Unlike other countries, in most places there are three types of lanes
- the curbwalk: for walking, never for biking
- bicycle lane: for bikes and mopeds, maybe rollerskates
- Car lane: fast traffic, cars, motorcycles etc.
- sometimes there are dedicated buslanes too.
So after all this investment in infrastructure the situation is like this: Bikes are a utility, also for fun, but mostly a utility.
This means the state of mind of you as an outsider is at odds with the natives. You might be having fun, and you should have fun. But remember, other people are just trying to get somewhere.
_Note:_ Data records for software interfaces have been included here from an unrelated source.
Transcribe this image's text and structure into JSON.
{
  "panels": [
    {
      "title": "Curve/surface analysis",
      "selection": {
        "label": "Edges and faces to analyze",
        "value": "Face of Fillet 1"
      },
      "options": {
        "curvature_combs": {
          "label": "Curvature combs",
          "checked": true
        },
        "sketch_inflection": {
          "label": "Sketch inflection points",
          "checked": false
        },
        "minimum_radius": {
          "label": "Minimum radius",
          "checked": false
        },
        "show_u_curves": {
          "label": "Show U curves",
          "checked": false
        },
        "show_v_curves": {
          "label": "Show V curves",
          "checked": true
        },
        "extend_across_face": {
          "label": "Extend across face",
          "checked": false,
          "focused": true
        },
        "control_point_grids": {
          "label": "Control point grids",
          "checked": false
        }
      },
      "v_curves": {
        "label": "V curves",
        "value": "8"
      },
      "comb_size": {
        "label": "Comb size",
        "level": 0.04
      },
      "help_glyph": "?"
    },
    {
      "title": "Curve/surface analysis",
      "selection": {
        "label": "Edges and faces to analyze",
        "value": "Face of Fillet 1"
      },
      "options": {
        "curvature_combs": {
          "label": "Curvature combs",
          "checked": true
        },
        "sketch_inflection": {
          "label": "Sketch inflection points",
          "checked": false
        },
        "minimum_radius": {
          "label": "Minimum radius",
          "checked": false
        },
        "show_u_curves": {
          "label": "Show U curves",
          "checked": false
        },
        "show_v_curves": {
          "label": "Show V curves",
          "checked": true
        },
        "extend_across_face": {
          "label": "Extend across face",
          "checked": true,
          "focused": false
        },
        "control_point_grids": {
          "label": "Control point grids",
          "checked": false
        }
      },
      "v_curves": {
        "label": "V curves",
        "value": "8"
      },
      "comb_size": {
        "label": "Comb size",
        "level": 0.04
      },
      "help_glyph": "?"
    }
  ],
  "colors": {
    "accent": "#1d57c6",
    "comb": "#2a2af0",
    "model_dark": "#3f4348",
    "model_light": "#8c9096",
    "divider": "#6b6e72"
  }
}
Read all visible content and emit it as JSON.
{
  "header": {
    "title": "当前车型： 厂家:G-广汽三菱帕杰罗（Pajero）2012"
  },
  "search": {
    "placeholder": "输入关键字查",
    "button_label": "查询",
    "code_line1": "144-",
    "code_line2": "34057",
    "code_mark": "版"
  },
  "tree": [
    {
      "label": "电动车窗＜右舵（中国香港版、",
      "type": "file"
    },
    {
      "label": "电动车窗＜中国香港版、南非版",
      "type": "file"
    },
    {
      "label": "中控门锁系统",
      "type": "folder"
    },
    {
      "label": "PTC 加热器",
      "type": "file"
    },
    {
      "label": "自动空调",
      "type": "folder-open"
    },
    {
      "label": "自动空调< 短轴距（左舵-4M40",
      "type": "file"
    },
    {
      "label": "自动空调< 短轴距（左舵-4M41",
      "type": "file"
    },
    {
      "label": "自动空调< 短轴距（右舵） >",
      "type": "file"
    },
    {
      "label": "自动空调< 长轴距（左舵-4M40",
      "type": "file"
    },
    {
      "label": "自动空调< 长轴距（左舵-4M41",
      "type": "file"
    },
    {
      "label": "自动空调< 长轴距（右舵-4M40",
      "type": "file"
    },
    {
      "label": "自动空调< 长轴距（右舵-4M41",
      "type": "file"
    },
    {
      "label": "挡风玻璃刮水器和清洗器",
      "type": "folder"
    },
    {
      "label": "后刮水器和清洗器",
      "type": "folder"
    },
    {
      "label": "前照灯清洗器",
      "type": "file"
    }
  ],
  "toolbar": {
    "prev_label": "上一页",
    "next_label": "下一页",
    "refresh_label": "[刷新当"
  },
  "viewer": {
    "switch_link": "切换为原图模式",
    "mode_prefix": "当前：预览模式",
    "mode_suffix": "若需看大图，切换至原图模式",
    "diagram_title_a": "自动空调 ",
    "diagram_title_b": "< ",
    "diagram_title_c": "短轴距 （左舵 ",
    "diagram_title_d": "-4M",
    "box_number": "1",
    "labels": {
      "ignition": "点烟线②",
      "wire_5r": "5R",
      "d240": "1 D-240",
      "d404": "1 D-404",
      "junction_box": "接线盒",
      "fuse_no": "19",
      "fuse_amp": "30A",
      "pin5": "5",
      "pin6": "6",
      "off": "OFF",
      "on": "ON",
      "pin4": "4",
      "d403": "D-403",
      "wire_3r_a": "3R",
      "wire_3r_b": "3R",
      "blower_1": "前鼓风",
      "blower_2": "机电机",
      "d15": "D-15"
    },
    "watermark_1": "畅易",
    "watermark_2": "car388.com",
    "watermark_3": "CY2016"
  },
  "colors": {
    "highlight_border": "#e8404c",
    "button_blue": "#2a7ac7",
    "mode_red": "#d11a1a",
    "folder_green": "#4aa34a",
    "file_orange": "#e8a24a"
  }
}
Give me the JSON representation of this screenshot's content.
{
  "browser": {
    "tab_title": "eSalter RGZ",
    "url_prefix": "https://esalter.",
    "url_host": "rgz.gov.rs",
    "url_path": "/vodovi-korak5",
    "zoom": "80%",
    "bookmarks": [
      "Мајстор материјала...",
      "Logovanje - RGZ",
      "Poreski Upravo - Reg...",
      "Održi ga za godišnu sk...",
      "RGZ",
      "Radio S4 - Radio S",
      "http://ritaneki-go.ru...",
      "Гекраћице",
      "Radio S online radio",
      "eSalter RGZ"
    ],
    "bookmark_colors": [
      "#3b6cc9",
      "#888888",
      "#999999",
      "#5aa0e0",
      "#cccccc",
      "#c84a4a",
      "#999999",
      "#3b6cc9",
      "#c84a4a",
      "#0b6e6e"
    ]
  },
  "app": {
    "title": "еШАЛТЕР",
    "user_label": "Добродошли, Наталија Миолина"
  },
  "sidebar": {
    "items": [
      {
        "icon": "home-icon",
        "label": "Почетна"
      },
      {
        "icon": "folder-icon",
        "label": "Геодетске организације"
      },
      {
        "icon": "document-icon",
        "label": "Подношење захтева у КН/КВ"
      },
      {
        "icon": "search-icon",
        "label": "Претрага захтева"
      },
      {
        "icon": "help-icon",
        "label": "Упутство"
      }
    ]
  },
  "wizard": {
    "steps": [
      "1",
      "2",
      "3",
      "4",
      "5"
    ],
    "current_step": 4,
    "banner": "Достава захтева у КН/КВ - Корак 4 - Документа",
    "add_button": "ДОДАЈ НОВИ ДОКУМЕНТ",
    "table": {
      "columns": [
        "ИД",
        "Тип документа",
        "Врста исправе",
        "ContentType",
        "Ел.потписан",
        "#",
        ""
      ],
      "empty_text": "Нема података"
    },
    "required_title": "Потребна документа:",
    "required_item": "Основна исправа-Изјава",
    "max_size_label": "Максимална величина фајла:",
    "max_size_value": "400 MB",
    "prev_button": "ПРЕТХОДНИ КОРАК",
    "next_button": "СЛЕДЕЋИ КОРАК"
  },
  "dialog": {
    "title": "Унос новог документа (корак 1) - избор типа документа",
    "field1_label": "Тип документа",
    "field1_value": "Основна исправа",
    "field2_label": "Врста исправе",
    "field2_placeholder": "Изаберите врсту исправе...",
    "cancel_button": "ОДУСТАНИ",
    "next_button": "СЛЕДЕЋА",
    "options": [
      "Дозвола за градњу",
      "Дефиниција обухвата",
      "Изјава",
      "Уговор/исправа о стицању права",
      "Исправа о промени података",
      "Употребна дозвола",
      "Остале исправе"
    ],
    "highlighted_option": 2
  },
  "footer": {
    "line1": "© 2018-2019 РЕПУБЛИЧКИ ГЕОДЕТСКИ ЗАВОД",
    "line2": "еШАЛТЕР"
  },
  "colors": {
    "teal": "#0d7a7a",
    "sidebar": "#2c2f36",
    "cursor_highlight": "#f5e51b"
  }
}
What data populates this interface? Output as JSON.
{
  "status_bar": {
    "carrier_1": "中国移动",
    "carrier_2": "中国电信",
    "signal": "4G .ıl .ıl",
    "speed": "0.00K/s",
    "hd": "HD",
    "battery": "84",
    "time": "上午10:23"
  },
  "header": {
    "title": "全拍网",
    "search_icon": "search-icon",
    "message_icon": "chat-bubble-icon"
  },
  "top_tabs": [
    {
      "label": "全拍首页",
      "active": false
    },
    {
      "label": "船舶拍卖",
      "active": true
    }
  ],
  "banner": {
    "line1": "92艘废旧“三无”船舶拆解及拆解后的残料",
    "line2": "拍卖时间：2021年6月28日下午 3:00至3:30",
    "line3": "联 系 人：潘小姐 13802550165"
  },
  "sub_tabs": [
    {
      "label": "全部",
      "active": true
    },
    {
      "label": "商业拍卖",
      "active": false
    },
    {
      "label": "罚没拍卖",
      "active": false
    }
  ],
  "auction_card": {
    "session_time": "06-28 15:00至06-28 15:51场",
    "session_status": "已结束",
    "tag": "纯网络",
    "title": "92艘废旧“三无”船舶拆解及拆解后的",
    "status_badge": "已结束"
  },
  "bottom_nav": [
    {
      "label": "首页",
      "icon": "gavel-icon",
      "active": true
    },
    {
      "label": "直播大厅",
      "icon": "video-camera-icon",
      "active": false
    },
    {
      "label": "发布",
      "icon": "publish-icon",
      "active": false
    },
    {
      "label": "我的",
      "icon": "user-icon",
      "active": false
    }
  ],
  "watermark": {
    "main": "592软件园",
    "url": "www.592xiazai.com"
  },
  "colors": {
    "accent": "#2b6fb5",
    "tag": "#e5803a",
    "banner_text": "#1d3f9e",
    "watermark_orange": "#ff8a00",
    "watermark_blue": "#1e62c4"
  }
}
So enjoy your stay in the Netherlands and when you take a bike ride use these guidelines:
- don’t block the road
- don’t stop at once, move the the side of the bike line before you stop
- give direction (stick out you hand before you make a turn)
- pay attention to things around you
- get out of the way when someone rings a bell
- don’t bike on the curb
- keep to the right
I’ve found these images on unsplash:
- Wet Bike path arrow pointing up Photo by Andrew Gook on Unsplash
- Den Haag bike path, car, and Tram Photo by Jorik Kleen on Unsplash
- Delft, Roland Holstlaan Photo by Shyam on Unsplash